━━━━━ Supplied data

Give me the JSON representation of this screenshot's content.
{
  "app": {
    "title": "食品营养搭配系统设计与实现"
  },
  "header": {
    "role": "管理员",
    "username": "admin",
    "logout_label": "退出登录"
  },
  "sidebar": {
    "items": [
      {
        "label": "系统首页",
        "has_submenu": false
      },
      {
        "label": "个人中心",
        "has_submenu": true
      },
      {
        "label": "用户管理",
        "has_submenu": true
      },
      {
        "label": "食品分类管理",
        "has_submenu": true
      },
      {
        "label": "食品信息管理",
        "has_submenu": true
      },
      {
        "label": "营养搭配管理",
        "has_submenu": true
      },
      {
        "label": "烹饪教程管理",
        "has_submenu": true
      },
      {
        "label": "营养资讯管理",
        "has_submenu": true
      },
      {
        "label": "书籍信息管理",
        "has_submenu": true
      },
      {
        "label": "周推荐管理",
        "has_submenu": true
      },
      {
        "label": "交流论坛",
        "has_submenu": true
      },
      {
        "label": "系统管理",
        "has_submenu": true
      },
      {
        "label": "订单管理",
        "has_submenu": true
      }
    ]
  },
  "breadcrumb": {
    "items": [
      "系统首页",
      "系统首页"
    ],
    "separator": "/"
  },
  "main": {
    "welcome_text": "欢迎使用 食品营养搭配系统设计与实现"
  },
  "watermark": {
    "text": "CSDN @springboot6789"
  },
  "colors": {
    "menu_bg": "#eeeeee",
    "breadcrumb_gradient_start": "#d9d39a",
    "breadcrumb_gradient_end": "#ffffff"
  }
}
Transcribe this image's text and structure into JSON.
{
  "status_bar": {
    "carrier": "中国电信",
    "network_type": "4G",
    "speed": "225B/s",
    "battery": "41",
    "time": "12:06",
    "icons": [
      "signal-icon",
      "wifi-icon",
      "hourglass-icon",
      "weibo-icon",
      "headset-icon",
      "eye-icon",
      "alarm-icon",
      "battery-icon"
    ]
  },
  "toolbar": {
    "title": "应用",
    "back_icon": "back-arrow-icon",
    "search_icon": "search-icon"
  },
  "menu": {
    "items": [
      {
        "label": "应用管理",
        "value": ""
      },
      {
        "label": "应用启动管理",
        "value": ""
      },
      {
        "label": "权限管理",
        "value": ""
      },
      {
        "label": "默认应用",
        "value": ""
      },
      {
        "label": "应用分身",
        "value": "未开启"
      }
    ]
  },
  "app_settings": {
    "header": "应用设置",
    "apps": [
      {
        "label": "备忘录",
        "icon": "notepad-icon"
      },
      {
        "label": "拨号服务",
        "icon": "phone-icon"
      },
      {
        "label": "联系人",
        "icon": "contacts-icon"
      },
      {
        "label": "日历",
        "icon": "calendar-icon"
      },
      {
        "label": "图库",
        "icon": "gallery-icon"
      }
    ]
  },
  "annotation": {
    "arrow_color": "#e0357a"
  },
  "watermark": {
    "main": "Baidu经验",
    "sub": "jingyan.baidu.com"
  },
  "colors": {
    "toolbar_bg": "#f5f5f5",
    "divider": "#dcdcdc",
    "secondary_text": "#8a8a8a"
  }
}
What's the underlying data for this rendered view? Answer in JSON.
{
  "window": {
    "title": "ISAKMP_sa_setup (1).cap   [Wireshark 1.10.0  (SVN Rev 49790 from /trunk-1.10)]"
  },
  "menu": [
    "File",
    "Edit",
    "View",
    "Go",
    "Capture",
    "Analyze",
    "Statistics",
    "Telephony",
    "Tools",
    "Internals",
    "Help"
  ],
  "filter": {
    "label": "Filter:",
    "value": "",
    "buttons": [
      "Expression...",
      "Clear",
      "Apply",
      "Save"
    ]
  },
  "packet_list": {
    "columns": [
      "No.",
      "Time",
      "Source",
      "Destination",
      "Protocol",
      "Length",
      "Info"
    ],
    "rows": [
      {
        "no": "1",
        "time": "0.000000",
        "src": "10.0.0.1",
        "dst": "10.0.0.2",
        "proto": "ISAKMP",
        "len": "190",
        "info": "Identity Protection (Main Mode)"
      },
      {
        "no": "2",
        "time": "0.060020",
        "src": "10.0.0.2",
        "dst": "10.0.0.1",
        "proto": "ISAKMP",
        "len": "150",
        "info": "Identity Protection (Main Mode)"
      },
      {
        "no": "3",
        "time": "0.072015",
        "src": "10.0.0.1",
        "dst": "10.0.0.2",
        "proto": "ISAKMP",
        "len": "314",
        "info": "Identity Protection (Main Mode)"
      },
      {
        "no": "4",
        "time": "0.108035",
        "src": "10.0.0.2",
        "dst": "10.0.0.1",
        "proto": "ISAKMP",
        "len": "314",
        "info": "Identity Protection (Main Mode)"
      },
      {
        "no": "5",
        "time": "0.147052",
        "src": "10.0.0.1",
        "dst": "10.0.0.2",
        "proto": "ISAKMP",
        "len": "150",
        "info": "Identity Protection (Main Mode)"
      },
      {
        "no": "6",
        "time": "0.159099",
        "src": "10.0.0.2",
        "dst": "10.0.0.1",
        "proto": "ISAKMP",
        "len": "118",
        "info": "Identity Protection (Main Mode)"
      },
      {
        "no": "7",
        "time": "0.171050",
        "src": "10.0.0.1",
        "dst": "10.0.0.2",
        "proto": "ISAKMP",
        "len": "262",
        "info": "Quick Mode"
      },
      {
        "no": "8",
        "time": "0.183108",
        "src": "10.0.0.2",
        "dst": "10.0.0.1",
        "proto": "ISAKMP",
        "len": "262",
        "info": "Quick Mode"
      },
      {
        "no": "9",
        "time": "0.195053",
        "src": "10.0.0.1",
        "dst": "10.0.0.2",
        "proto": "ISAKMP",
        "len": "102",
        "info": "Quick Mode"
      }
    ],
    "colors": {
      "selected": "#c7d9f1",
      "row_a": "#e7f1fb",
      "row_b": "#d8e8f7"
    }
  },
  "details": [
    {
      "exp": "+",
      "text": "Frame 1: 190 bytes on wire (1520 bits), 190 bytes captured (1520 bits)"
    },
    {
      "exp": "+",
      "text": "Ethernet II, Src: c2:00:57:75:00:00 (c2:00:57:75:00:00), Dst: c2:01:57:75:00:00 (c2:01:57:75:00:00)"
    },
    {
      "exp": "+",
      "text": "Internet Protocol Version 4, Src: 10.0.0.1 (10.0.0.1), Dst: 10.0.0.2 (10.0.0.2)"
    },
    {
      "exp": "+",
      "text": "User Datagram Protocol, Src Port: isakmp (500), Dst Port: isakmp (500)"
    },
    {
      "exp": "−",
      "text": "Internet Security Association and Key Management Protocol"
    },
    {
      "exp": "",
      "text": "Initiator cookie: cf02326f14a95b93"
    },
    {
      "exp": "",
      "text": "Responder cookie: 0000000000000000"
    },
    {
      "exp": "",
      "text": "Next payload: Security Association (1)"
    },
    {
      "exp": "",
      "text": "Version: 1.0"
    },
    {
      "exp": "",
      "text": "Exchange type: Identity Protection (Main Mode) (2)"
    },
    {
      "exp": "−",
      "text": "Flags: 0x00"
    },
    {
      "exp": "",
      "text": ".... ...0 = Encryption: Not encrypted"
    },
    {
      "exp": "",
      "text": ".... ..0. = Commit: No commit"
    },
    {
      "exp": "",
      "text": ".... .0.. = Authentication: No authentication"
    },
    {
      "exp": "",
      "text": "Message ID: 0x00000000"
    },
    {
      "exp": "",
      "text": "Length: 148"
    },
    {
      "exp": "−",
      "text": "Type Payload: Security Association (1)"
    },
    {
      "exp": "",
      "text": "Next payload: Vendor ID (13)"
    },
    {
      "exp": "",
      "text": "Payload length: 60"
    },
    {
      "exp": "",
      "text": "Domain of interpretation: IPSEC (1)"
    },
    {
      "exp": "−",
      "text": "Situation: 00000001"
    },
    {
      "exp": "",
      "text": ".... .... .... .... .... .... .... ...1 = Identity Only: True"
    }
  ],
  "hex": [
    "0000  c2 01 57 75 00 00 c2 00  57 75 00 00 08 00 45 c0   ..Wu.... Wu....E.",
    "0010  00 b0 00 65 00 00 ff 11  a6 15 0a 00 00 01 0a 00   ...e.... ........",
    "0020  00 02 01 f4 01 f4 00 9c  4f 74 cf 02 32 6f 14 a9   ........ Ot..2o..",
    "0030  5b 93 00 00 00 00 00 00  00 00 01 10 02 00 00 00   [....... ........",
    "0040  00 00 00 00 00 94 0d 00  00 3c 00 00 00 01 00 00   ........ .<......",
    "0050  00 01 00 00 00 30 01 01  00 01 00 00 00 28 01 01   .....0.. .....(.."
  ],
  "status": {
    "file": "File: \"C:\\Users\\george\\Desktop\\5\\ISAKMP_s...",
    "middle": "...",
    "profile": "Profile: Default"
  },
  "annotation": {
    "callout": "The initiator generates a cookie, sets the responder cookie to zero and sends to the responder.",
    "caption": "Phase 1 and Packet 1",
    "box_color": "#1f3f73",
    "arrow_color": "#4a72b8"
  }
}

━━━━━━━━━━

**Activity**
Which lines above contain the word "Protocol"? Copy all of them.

**Response**
      "Protocol",
      "text": "Internet Protocol Version 4, Src: 10.0.0.1 (10.0.0.1), Dst: 10.0.0.2 (10.0.0.2)"
      "text": "User Datagram Protocol, Src Port: isakmp (500), Dst Port: isakmp (500)"
      "text": "Internet Security Association and Key Management Protocol"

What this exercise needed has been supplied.